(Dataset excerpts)
::::

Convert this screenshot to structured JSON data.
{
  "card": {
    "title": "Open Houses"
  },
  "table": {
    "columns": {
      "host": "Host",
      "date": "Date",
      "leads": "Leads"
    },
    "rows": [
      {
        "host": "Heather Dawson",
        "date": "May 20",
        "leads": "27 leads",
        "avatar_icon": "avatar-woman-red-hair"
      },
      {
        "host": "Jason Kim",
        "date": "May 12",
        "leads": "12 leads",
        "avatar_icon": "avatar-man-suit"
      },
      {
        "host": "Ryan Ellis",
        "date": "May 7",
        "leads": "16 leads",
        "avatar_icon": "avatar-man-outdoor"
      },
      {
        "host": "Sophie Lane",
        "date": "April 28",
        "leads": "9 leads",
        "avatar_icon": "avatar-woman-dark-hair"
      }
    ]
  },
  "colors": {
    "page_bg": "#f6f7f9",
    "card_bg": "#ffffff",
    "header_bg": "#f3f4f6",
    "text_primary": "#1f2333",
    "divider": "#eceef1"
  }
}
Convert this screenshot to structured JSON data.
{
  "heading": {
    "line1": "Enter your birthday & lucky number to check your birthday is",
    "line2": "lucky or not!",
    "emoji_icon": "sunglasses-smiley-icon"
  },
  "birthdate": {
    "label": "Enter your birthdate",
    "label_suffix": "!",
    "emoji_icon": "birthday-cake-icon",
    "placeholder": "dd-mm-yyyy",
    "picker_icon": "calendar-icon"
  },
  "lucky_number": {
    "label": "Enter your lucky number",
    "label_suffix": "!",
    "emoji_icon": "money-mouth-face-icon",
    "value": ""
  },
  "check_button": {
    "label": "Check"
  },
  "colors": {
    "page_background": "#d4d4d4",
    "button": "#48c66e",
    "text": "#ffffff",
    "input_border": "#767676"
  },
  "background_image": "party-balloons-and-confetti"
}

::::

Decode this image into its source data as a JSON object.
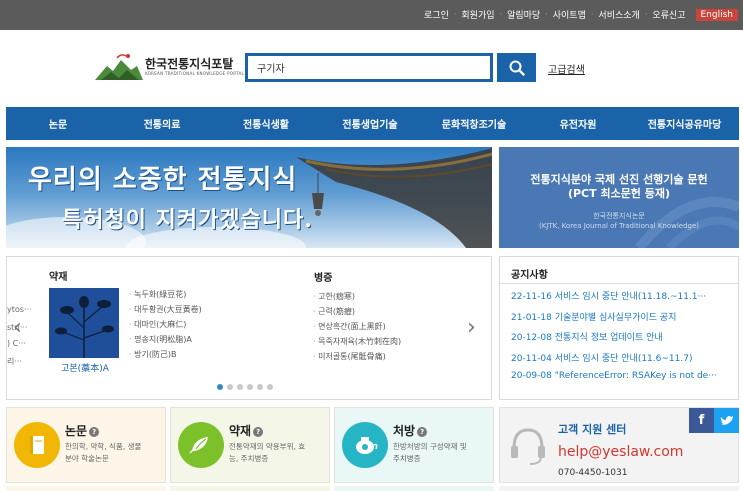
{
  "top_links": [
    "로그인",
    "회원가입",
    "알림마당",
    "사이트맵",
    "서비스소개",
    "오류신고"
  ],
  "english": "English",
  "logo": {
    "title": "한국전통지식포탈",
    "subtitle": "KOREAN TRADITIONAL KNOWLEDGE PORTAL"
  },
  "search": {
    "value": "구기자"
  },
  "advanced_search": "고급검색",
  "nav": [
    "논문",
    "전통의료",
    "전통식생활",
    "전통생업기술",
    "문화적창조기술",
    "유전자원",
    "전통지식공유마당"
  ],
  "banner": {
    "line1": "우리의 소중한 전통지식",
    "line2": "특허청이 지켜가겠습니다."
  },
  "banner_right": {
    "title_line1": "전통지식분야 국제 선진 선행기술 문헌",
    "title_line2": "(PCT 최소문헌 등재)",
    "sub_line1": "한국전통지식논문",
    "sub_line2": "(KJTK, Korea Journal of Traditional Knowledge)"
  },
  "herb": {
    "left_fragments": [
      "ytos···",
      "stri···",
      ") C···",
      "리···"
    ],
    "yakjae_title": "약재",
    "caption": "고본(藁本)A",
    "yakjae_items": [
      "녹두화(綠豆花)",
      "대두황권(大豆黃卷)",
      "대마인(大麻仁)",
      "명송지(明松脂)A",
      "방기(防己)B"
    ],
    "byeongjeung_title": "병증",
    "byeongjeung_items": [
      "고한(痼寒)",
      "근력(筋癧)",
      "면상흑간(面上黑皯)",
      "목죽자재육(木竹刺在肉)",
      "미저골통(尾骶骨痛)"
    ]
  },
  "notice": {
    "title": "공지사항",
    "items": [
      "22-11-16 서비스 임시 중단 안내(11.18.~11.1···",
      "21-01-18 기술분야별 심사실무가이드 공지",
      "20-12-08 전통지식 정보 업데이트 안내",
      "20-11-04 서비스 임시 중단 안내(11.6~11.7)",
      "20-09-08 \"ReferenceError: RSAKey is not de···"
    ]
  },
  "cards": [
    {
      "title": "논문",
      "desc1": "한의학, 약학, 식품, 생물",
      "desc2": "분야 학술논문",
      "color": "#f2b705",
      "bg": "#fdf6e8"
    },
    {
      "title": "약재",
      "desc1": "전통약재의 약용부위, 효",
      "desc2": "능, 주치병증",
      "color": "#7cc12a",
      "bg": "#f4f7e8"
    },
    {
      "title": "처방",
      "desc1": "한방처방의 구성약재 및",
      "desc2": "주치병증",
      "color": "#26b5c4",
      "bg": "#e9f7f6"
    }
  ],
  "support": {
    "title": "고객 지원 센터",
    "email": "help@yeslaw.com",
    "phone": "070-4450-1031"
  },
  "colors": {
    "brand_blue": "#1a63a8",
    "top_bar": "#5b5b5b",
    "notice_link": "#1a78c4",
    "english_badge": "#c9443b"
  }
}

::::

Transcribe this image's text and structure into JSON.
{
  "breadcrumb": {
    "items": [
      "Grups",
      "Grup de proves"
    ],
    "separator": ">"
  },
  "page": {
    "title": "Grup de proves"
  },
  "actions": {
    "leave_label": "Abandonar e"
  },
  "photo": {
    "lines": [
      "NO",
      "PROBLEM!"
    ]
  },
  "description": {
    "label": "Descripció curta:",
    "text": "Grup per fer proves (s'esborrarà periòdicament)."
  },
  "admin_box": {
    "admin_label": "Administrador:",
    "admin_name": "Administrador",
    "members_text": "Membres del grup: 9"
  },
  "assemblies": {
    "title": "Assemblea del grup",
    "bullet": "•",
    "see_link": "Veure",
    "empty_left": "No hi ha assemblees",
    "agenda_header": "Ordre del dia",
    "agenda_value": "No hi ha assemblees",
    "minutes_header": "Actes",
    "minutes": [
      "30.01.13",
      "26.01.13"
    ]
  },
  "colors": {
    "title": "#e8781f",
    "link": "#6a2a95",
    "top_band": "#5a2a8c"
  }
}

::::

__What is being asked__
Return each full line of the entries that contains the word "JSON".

__Answer space__
Convert this screenshot to structured JSON data.
Convert this screenshot to structured JSON data.
Decode this image into its source data as a JSON object.
Transcribe this image's text and structure into JSON.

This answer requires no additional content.